an example of a straight atheist
Let’s talk about atheists and heterosexism. Or rather: let’s talk about atheists being heterosexist while thinking they’re fighting heterosexism.
Gay kids are not a punishment. Their lives are not your rhetorical tools, and it is hateful and evil to wish abusive parenting on them for the sake of “Maybe then they will learn”. I’m not gay, but I’m not straight either, and I have Catholic grandparents who vote Republican and watch Fox News. I haven’t come out to them yet for fear of their reactions. The fact that someone out there would be celebrating that situation, like my existence is some kind of amusing jab at them, betrays the fact that straight atheists such as these (pictured above) don’t actually care about helping any of the gsrm identities — they care about taking shots at theists, even at the expense of the oppressed. Continue reading
Yes, I do.
That’s not “we” because I can’t speak for all of us, but yes, yes I do want attention. I want the asexual spectrum to get attention. I want everyone to know about it. I want every mention of sexual orientation, every sentence that begins “gay, straight, or bi” to include the word ace — on everything from the official Planned Parenthood website to guilt-tripping publicity stunts on Tumblr. I want there to be a book on asexuality among the shelves of others in my school’s diversity lounge. I want there to be a book on asexuality in my school’s main library. I want it to be impossible to forget about us. Every time a form asks for my orientation, I want there to be an accurate box to check.

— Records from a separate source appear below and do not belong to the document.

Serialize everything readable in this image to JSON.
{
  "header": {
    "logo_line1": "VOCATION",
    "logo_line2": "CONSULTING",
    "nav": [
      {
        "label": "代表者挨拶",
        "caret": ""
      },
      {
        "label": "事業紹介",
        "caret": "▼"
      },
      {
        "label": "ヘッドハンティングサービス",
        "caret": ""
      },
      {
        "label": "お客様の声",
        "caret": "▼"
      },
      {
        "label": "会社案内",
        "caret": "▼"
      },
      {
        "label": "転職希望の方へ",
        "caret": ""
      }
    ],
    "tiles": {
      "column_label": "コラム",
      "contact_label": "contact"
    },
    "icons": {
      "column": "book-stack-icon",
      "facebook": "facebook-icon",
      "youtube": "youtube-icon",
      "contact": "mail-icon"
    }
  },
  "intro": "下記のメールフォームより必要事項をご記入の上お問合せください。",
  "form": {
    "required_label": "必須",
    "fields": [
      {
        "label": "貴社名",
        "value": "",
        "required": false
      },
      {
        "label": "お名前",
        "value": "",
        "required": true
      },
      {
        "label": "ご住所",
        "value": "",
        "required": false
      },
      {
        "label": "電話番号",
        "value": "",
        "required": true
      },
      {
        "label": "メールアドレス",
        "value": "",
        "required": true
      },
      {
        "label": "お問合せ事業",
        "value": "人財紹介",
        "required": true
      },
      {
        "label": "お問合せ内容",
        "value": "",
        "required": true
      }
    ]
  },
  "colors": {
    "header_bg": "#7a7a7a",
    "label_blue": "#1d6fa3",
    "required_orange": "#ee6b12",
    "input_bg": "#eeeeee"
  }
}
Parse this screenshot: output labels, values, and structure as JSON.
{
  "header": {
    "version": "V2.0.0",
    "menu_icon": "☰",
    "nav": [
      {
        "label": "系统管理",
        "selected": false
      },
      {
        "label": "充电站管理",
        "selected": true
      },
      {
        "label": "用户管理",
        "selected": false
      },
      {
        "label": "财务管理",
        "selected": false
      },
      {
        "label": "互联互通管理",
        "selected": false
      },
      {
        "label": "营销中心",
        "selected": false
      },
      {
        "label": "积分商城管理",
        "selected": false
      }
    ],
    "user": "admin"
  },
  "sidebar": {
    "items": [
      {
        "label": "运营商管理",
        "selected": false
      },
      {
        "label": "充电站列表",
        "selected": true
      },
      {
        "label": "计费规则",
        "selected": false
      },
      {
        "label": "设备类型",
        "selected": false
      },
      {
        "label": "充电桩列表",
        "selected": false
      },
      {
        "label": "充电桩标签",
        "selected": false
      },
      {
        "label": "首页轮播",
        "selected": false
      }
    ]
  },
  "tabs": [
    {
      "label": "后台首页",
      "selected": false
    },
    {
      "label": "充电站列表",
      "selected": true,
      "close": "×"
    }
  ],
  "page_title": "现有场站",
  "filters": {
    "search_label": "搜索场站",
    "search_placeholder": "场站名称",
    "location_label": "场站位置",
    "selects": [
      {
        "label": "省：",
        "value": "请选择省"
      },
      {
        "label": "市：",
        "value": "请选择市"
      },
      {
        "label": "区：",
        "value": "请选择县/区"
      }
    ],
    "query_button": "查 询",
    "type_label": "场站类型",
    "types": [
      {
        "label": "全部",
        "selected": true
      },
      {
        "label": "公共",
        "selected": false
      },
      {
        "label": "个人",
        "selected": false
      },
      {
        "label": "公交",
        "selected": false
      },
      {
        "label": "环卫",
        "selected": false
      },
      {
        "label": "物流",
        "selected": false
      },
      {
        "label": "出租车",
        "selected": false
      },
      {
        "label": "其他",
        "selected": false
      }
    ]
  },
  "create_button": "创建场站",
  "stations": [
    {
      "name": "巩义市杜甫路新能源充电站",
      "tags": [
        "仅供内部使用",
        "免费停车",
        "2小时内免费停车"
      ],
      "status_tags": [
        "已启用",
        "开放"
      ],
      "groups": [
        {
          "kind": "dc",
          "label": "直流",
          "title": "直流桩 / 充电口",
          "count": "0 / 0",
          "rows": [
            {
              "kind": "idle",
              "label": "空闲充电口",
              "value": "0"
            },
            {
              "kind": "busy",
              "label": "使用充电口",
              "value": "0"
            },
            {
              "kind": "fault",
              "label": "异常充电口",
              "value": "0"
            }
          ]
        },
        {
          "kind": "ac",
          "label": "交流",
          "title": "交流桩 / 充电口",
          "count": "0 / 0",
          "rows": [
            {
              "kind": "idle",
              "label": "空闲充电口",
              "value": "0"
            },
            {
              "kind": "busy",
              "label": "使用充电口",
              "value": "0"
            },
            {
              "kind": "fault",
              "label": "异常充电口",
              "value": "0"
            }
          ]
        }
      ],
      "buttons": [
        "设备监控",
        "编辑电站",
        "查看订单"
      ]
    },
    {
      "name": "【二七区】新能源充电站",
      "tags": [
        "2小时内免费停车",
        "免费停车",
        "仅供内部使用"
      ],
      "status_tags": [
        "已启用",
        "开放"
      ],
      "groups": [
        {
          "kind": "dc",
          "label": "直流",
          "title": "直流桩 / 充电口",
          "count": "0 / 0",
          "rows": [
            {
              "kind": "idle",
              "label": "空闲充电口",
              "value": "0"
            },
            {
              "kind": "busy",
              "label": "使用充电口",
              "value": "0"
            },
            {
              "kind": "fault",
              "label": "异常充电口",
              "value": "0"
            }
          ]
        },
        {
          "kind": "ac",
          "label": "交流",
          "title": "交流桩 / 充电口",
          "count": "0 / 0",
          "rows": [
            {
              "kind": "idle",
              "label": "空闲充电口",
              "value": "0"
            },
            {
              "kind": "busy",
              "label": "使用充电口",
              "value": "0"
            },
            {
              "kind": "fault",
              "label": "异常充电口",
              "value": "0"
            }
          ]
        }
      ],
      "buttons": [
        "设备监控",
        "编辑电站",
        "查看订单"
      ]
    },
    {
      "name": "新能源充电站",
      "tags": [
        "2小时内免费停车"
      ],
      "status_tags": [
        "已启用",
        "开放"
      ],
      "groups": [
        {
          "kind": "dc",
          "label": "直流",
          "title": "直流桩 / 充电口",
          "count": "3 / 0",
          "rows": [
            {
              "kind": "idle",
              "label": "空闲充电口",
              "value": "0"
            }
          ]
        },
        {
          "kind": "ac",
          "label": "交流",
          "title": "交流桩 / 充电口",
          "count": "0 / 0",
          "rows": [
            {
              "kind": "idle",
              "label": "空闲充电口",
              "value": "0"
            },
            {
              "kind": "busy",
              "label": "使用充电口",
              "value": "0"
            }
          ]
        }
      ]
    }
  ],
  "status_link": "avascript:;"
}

“You just want attention.” Yes, of course I do — but when you say this, I know what you really mean: “You want more attention than you deserve.”
In other words, by claiming asexuality doesn’t deserve acknowledgement and education efforts, you’re saying that we’re supposed to stay quiet and that the way it is is the way it should be. That the damage the culture does to us is inconsequential.
There are aces who took years, decades, to find the words for their feelings, aces who subjected themselves to experiences they didn’t want because they were pressured into thinking they had to, aces who thought there had to be something wrong with them, who were taught that sexual attraction was an essential component to being human and who had to come to the conclusion that they were broken — and if you go through accounts of our experiences before we learned about asexuality, you’ll see this word over and over again: broken, broken, broken, a product of confusion and self-loathing and shame. They suffered because of ignorance and you’re saying that they deserved it. That their lives and their mental health are not worth enough for them to hear that they’re not alone and that it’s okay.
You’re saying that preventing that from happening isn’t worth it because it would be too inconvenient for you.
You think this is just a ploy to look “special”? You think we have any incentives to lie?
Of course some of us would want attention. It’s the least that we deserve.
First of all, because some aces are queer.
In theory that should be enough for you.
However, since apparently you’re still reading past the first sentence, perhaps you’re interested in considering another (albeit lesser) reason. This post is going to approach the issue from the perspective that not all aces are queer, at least not via being asexual, and in doing so, it’s going to demonstrate how raising awareness for those non-queer individuals still has additional residual benefits. To clarify, I’m writing this post as a response to those in the queer community who fear that asexual visibility will somehow prove harmful to young non-ace queer people, muddy the waters with identities that aren’t as important, or even provide cishets with further justifications for oppression.
On that note, an alternative title for this post could be: “A Personal Journey in Becoming Less of a Heteronormative Crapbasket”.
I used to think I was straight.
Through introspection and education, I climbed out of that box because it didn’t fit me, and yet there are people would push me right back in again.
As understandable as it is that LGBTQ+ communities* would want to protect their safe spaces from cisgender straight people, if they’re going to do that as well as exclude people like me, then they had better offer a different reason for choosing to do that, because I am not straight.